### Instructions to follow
Search the records for the word "SkySportDE" and report each line that has it.

### Web page and app entries
=-=-=-=-=
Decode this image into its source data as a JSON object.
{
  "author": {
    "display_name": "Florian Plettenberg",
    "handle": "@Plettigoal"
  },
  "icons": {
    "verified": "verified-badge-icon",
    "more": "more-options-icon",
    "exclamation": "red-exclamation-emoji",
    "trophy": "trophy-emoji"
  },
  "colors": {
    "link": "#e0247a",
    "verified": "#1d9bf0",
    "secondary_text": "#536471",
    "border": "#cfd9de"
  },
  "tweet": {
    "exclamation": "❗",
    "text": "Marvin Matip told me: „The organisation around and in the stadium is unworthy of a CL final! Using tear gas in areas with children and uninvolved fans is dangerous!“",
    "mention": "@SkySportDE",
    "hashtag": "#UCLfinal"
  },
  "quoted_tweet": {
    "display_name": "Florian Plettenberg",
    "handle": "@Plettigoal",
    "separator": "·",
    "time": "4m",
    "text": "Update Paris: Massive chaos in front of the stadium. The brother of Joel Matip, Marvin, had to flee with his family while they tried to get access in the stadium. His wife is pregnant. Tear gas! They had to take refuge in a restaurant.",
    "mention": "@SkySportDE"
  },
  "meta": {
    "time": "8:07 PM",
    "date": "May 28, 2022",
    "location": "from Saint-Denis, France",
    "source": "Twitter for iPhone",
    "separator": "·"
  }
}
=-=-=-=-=
### Reply
    "mention": "@SkySportDE",
    "mention": "@SkySportDE"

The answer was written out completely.